## Required work
The word "count" may appear in some of the lines below. State how many lines contain it, and write only that number.

## Data section
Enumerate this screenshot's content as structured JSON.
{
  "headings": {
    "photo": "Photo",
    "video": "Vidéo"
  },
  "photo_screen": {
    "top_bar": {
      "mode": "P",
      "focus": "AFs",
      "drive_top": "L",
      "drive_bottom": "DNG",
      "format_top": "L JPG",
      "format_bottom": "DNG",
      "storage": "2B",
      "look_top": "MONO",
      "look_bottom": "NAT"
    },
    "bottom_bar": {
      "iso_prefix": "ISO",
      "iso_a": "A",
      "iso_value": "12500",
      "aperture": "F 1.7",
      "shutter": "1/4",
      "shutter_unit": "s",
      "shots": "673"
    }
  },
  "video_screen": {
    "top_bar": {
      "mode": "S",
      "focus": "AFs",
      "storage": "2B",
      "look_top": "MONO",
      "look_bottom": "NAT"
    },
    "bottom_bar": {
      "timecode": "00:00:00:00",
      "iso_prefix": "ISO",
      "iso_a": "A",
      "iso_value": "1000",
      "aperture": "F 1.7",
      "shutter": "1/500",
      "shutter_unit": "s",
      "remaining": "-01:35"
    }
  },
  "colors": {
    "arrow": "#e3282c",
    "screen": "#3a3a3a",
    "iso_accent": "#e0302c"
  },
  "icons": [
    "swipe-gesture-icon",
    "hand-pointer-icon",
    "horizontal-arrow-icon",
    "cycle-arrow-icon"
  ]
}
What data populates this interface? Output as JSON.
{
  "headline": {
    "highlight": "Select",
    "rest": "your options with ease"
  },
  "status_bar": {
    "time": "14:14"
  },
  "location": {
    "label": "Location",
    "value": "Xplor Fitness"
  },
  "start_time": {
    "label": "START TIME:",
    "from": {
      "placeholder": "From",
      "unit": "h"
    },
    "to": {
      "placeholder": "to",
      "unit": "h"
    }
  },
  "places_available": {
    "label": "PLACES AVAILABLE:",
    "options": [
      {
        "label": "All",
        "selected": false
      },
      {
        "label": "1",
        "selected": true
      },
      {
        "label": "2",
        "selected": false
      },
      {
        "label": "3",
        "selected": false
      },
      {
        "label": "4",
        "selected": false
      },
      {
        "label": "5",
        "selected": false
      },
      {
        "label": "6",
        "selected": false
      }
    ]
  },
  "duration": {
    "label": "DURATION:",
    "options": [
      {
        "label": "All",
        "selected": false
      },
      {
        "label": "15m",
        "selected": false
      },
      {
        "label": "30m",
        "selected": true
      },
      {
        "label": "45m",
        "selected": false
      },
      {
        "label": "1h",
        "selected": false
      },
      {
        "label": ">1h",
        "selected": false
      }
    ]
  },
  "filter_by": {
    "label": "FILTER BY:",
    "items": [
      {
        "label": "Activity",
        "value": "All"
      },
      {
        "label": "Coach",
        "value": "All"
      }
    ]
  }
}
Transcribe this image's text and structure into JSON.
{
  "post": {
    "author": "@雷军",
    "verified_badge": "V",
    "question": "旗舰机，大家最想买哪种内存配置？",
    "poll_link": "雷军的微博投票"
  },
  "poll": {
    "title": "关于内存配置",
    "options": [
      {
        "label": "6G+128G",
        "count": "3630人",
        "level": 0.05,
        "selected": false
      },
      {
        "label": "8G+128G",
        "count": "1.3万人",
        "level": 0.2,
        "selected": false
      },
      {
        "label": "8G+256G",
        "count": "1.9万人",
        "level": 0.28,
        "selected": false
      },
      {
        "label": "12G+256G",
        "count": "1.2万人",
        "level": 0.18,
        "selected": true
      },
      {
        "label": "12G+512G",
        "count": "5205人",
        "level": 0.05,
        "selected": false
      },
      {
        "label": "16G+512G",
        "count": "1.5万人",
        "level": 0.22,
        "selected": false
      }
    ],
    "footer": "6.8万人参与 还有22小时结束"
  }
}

## Answer below
6